I am not here to defend Margaret Atwood’s latest collection of poetry, Dearly, since I have not read it, but I think that David Mason’s review of it (ABR, March 2021) does her poetry a disservice in dismissing it with such statements as ‘across more than sixty years her verse has hardly evolved beyond the serviceable technique we could see at the start’.
There is great variation in Atwood’s collections. For my money, her best are Power Politics (1971) and You Are Happy (1974), but there are notable poems in her other books. At its best, her poetry can be sharp, dark, humorous, surprising, mesmerising – even moving. There is vivid imagery, apt rhythm. Here’s a bit I like from ‘The Woman Who Could Not Live With Her Faulty Heart’ (Two-Headed Poems ): ‘All hearts float in their own / deep oceans of no light, / wetblack and glimmering, / their four mouths gulping like fish.’ Maybe this new collection isn’t one of Atwood’s best – maybe it’s no good at all – and I can appreciate that it may be annoying that her poetry (whether good or not) attracts so much attention because of the success of her prose. Sure, her poetry won’t be to everyone’s taste. But I believe that writing off all the poetry she’s published for any one of these reasons is unnecessary and unwarranted. For the good stuff, I recommend Atwood’s Eating Fire: Selected poetry 1965–1995.
The Proper Beach Caves
My sincere thanks for giving serious space to The Beach Caves (ABR, March 2021). It’s not an honour I take lightly. To the review itself. The pedantry is impressive, but you could perhaps mention to Andrew McLeod that the first rule of reviewing is to review the book on the page, in the time and place in which it is set, not the book he believes the author should have written.

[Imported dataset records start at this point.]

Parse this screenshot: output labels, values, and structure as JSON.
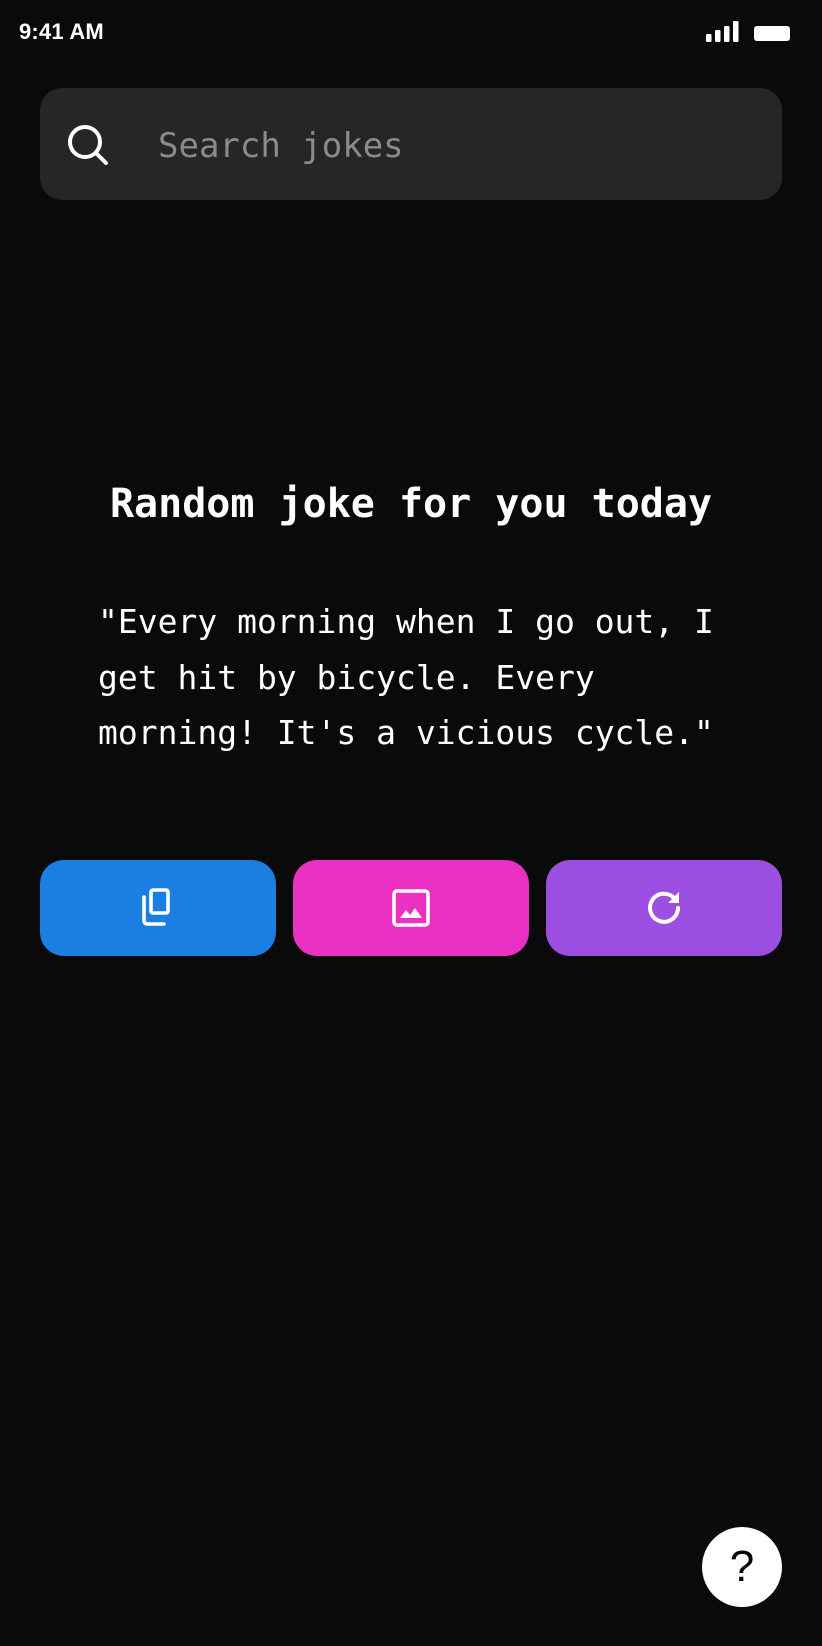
{
  "status_bar": {
    "time": "9:41 AM",
    "icons": [
      "signal-icon",
      "battery-icon"
    ]
  },
  "search": {
    "placeholder": "Search jokes",
    "value": "",
    "icon": "search-icon"
  },
  "joke": {
    "title": "Random joke for you today",
    "text": "\"Every morning when I go out, I\nget hit by bicycle. Every\nmorning! It's a vicious cycle.\""
  },
  "actions": [
    {
      "name": "copy",
      "icon": "copy-icon",
      "color": "#1a7fe0"
    },
    {
      "name": "image",
      "icon": "image-icon",
      "color": "#eb31c3"
    },
    {
      "name": "refresh",
      "icon": "refresh-icon",
      "color": "#9c4fe0"
    }
  ],
  "help": {
    "label": "?",
    "color": "#ffffff"
  },
  "colors": {
    "background": "#0b0a0b",
    "search_background": "#272527",
    "placeholder": "#8c8a8c",
    "text": "#ffffff"
  }
}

Alternatively, perhaps I should send him all my notes and waive my copyright so that he can rewrite the novel to his specs and give it a better title, something snappy like The Proper Beach Caves.
Andrew McLeod replies:
I stand fully behind my review of Trevor Shearston’s The Beach Caves. I respectfully disagree with his understanding of the role of the literary critic. For mine, the task of the critic is to engage with a work, consider whether it achieves what it sets out to achieve, and to offer their own thoughts on it. This includes consideration of the work’s place in the cultural discourse in which it is published.
Malcolm Gillies on Bluebeard’s Castle
Thank you for this thoughtful and nuanced commentary, (ABR, April 2021). I’m so glad that you enjoyed it, your knowledgeable misgivings aside, and that the production seems to have hit home with its aims while remaining mostly true to the music. It’s all we have to go on after all.